TASK INPUT:
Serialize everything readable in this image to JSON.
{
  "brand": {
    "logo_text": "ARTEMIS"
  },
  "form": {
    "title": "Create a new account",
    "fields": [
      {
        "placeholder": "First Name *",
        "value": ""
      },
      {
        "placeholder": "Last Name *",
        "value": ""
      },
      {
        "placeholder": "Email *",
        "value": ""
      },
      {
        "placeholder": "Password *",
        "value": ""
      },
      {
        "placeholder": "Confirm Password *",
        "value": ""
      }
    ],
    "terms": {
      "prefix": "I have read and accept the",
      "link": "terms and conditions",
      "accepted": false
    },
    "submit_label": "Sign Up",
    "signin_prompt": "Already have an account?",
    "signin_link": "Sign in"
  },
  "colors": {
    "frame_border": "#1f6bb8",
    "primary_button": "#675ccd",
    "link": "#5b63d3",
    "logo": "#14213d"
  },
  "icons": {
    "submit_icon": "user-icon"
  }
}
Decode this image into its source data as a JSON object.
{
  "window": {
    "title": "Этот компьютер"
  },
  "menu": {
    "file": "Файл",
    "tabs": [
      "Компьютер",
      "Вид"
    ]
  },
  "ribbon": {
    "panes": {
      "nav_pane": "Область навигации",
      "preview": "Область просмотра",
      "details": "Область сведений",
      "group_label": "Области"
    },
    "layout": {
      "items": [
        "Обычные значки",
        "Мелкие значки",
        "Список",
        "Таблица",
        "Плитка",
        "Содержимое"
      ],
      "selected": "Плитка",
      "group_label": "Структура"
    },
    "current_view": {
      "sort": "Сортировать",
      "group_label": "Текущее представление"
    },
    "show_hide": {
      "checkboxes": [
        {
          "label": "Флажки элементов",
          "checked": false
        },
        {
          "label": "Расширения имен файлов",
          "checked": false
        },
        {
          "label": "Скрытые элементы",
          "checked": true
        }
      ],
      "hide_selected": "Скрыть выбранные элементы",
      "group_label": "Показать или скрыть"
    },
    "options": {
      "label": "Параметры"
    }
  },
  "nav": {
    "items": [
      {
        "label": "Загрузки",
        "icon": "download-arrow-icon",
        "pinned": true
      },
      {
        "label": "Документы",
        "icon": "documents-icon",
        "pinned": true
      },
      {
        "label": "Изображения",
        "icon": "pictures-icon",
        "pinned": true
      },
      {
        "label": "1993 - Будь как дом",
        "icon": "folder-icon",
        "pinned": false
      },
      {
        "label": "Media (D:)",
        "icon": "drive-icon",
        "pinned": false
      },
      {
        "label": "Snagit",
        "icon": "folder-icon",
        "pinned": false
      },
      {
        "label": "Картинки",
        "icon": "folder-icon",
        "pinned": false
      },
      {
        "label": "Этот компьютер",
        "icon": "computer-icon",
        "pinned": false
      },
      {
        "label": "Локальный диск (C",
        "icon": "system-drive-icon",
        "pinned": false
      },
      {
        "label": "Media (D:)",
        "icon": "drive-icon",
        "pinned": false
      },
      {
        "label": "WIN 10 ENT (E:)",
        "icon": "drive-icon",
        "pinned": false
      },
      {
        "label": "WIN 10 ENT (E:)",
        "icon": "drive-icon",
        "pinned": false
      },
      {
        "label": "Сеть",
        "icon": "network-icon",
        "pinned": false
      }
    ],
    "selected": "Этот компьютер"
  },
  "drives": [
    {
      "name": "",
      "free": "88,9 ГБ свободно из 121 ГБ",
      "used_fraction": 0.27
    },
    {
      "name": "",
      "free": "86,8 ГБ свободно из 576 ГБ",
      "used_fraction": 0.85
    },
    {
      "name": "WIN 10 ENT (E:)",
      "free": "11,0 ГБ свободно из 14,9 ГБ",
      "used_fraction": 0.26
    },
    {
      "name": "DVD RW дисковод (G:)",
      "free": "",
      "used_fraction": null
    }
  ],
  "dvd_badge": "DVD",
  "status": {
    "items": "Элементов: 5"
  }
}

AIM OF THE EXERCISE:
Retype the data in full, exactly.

YOUR RESPONSE:
Serialize everything readable in this image to JSON.
{
  "brand": {
    "logo_text": "ARTEMIS"
  },
  "form": {
    "title": "Create a new account",
    "fields": [
      {
        "placeholder": "First Name *",
        "value": ""
      },
      {
        "placeholder": "Last Name *",
        "value": ""
      },
      {
        "placeholder": "Email *",
        "value": ""
      },
      {
        "placeholder": "Password *",
        "value": ""
      },
      {
        "placeholder": "Confirm Password *",
        "value": ""
      }
    ],
    "terms": {
      "prefix": "I have read and accept the",
      "link": "terms and conditions",
      "accepted": false
    },
    "submit_label": "Sign Up",
    "signin_prompt": "Already have an account?",
    "signin_link": "Sign in"
  },
  "colors": {
    "frame_border": "#1f6bb8",
    "primary_button": "#675ccd",
    "link": "#5b63d3",
    "logo": "#14213d"
  },
  "icons": {
    "submit_icon": "user-icon"
  }
}
Decode this image into its source data as a JSON object.
{
  "window": {
    "title": "Этот компьютер"
  },
  "menu": {
    "file": "Файл",
    "tabs": [
      "Компьютер",
      "Вид"
    ]
  },
  "ribbon": {
    "panes": {
      "nav_pane": "Область навигации",
      "preview": "Область просмотра",
      "details": "Область сведений",
      "group_label": "Области"
    },
    "layout": {
      "items": [
        "Обычные значки",
        "Мелкие значки",
        "Список",
        "Таблица",
        "Плитка",
        "Содержимое"
      ],
      "selected": "Плитка",
      "group_label": "Структура"
    },
    "current_view": {
      "sort": "Сортировать",
      "group_label": "Текущее представление"
    },
    "show_hide": {
      "checkboxes": [
        {
          "label": "Флажки элементов",
          "checked": false
        },
        {
          "label": "Расширения имен файлов",
          "checked": false
        },
        {
          "label": "Скрытые элементы",
          "checked": true
        }
      ],
      "hide_selected": "Скрыть выбранные элементы",
      "group_label": "Показать или скрыть"
    },
    "options": {
      "label": "Параметры"
    }
  },
  "nav": {
    "items": [
      {
        "label": "Загрузки",
        "icon": "download-arrow-icon",
        "pinned": true
      },
      {
        "label": "Документы",
        "icon": "documents-icon",
        "pinned": true
      },
      {
        "label": "Изображения",
        "icon": "pictures-icon",
        "pinned": true
      },
      {
        "label": "1993 - Будь как дом",
        "icon": "folder-icon",
        "pinned": false
      },
      {
        "label": "Media (D:)",
        "icon": "drive-icon",
        "pinned": false
      },
      {
        "label": "Snagit",
        "icon": "folder-icon",
        "pinned": false
      },
      {
        "label": "Картинки",
        "icon": "folder-icon",
        "pinned": false
      },
      {
        "label": "Этот компьютер",
        "icon": "computer-icon",
        "pinned": false
      },
      {
        "label": "Локальный диск (C",
        "icon": "system-drive-icon",
        "pinned": false
      },
      {
        "label": "Media (D:)",
        "icon": "drive-icon",
        "pinned": false
      },
      {
        "label": "WIN 10 ENT (E:)",
        "icon": "drive-icon",
        "pinned": false
      },
      {
        "label": "WIN 10 ENT (E:)",
        "icon": "drive-icon",
        "pinned": false
      },
      {
        "label": "Сеть",
        "icon": "network-icon",
        "pinned": false
      }
    ],
    "selected": "Этот компьютер"
  },
  "drives": [
    {
      "name": "",
      "free": "88,9 ГБ свободно из 121 ГБ",
      "used_fraction": 0.27
    },
    {
      "name": "",
      "free": "86,8 ГБ свободно из 576 ГБ",
      "used_fraction": 0.85
    },
    {
      "name": "WIN 10 ENT (E:)",
      "free": "11,0 ГБ свободно из 14,9 ГБ",
      "used_fraction": 0.26
    },
    {
      "name": "DVD RW дисковод (G:)",
      "free": "",
      "used_fraction": null
    }
  ],
  "dvd_badge": "DVD",
  "status": {
    "items": "Элементов: 5"
  }
}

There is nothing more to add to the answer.